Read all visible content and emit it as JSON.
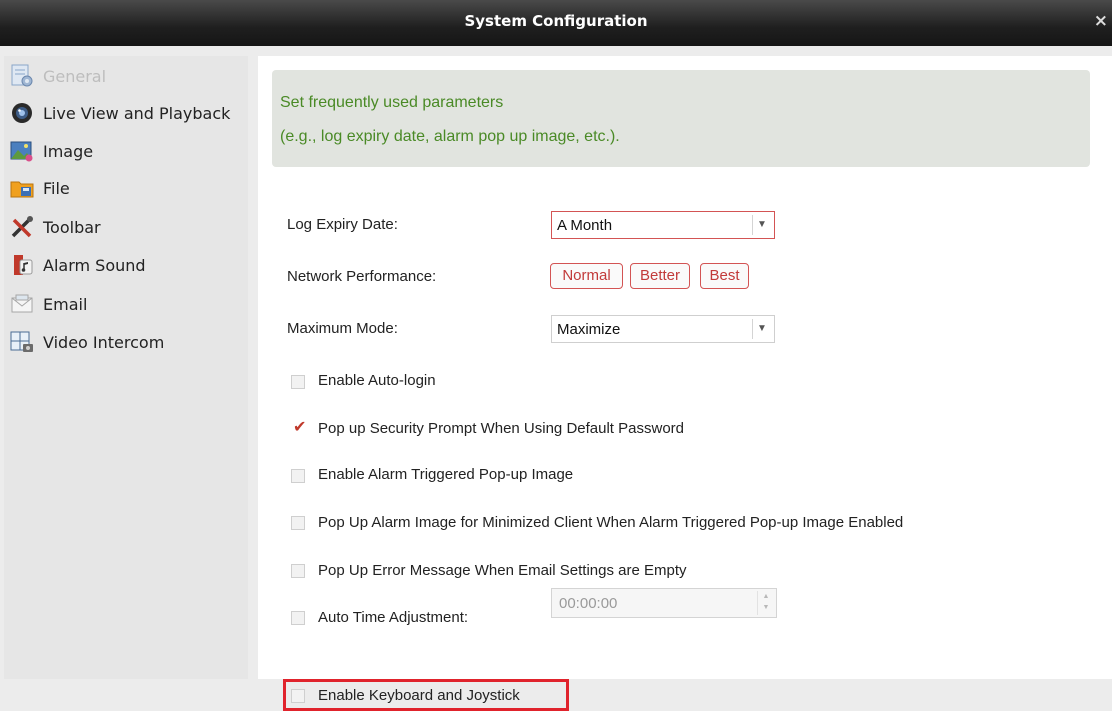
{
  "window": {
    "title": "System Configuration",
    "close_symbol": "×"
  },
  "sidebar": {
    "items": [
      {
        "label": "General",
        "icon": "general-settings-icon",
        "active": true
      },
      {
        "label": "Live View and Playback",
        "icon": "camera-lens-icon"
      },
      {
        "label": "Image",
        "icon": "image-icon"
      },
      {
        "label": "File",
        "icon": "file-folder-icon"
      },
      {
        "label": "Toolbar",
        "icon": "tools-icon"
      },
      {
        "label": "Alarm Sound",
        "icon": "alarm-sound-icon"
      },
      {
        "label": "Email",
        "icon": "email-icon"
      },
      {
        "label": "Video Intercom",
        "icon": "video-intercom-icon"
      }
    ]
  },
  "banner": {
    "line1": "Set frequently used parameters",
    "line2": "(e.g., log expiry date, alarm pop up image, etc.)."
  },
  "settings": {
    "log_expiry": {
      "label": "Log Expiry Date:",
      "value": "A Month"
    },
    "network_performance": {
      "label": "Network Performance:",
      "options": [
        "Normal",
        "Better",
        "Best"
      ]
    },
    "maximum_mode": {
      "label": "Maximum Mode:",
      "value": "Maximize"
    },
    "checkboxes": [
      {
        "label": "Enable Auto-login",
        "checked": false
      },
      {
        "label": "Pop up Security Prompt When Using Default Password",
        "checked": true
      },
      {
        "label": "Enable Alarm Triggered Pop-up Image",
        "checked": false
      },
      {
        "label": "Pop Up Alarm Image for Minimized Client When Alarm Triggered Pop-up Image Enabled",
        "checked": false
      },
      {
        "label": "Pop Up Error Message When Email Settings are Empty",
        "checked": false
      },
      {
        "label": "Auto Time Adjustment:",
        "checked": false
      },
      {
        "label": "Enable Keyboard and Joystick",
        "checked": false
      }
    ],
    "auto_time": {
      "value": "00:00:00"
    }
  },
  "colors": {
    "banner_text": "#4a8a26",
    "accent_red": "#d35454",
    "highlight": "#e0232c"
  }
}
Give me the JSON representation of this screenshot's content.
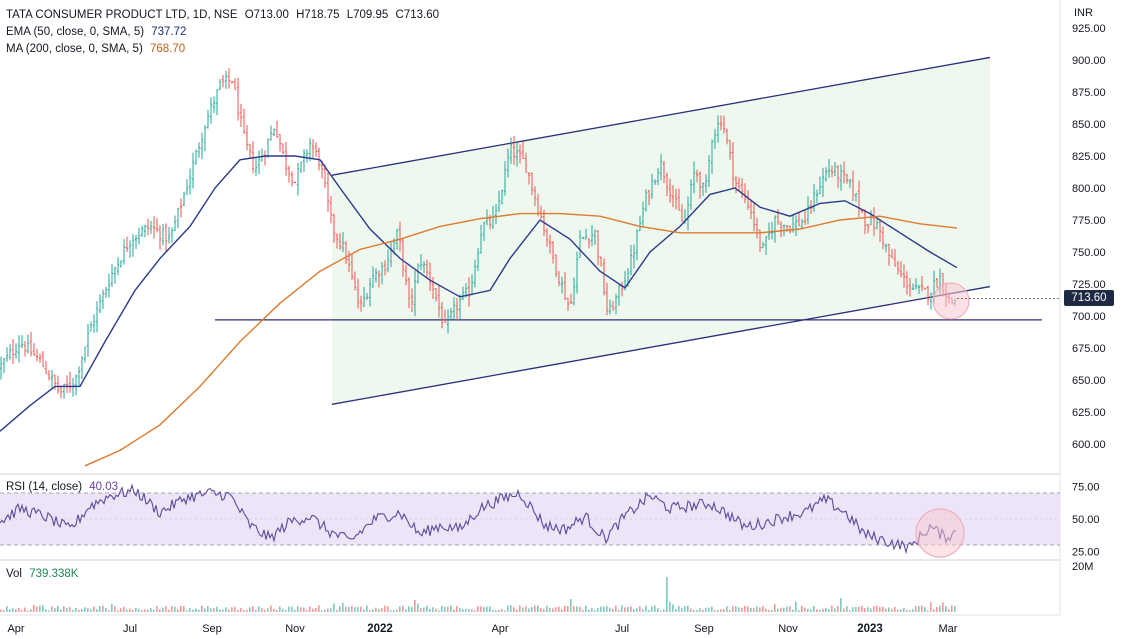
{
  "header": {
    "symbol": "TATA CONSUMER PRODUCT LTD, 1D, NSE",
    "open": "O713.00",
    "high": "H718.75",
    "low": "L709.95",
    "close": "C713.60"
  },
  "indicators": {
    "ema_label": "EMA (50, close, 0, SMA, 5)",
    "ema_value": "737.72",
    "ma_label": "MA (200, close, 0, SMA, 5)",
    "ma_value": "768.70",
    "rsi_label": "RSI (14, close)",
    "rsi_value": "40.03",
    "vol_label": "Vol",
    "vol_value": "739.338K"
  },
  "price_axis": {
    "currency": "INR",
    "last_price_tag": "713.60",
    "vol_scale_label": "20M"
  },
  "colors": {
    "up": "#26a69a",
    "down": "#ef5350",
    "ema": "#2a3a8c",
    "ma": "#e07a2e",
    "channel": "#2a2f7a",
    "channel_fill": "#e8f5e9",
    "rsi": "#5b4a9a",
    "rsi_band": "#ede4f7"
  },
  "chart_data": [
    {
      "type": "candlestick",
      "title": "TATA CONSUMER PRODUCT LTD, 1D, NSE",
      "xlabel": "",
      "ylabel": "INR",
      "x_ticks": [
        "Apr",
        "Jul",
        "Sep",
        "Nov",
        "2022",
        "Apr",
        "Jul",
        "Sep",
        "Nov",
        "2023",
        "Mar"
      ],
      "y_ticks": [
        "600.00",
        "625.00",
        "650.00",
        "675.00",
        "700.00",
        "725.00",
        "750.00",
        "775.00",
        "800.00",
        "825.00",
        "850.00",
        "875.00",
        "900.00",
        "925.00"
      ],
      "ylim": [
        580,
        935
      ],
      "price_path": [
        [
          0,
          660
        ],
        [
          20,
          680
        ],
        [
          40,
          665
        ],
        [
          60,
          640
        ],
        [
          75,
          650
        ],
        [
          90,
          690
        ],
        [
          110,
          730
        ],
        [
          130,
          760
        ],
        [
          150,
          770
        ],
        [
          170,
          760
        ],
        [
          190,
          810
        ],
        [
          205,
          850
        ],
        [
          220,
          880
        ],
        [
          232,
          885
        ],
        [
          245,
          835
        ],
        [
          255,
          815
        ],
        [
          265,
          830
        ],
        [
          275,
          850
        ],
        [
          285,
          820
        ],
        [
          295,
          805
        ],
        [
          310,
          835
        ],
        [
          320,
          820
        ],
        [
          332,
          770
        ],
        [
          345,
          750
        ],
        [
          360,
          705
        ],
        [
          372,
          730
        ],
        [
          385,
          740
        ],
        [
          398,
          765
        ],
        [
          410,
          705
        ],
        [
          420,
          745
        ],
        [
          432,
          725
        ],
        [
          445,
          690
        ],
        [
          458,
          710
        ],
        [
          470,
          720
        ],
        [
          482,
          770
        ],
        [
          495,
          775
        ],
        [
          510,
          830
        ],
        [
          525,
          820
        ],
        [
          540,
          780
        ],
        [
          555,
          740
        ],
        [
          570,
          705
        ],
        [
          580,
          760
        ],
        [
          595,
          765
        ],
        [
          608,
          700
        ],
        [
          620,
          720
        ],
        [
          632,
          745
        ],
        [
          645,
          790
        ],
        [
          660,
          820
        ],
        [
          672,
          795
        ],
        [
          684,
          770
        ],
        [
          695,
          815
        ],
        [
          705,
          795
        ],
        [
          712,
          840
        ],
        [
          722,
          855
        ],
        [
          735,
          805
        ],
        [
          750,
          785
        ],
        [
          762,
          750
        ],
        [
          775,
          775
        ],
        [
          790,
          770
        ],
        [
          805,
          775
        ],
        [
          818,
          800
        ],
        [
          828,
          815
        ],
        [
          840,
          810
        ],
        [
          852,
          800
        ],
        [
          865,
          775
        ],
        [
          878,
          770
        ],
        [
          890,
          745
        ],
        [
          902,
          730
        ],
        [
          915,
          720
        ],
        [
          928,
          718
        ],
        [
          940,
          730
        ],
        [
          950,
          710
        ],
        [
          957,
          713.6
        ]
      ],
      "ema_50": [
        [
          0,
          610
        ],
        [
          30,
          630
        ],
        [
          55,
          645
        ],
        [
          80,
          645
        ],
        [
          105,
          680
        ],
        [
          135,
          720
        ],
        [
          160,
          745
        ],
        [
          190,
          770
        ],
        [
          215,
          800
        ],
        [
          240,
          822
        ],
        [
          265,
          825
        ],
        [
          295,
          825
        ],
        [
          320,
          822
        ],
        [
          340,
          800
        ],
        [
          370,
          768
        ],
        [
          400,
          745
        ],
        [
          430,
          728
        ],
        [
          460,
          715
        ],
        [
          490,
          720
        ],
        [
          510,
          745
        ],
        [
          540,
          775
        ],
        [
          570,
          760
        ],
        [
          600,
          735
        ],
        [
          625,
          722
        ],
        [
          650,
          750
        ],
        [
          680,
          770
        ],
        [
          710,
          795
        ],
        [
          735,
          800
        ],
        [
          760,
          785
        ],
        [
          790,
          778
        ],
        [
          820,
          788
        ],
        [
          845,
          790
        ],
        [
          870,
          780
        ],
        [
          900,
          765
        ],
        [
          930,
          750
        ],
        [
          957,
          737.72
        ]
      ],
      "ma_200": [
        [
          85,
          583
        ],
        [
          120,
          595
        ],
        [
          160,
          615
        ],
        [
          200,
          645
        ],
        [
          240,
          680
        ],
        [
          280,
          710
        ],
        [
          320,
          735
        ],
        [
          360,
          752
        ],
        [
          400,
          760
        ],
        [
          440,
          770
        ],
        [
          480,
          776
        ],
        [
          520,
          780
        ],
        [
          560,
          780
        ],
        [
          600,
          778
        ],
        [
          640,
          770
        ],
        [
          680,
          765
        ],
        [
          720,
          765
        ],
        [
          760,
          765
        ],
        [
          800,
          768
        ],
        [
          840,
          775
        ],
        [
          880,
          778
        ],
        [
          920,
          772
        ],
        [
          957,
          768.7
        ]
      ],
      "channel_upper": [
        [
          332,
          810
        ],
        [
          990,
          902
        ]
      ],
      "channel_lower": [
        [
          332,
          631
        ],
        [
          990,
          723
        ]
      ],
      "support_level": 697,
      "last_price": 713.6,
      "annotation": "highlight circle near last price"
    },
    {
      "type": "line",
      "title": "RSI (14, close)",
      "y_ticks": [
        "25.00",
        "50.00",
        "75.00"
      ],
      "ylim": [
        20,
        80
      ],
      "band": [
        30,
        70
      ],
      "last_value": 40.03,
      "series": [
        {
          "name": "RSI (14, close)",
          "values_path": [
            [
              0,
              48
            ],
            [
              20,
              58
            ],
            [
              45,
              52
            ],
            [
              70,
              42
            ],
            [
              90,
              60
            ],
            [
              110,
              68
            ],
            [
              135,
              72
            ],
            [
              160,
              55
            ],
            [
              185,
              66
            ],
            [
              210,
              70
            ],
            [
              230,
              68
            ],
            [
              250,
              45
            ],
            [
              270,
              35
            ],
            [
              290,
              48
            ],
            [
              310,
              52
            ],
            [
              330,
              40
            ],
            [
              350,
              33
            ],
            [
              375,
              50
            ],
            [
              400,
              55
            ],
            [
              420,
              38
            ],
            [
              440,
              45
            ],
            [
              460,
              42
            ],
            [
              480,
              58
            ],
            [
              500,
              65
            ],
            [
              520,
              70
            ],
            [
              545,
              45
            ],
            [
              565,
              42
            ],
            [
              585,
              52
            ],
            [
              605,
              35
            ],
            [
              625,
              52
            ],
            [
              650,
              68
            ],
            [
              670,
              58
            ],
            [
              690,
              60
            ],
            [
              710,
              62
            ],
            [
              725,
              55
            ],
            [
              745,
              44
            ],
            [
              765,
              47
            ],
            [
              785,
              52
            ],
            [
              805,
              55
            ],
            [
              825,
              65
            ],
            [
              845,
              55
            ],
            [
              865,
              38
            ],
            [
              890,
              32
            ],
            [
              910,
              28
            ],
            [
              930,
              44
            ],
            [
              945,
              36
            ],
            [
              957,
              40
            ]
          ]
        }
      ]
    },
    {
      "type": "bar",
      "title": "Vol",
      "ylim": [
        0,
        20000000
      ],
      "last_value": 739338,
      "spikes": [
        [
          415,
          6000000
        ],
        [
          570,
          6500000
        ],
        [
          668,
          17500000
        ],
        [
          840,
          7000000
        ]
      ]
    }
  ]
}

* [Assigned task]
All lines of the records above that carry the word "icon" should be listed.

* [Response to this task]
        "icon": "general-settings-icon",
        "icon": "camera-lens-icon"
        "icon": "image-icon"
        "icon": "file-folder-icon"
        "icon": "tools-icon"
        "icon": "alarm-sound-icon"
        "icon": "email-icon"
        "icon": "video-intercom-icon"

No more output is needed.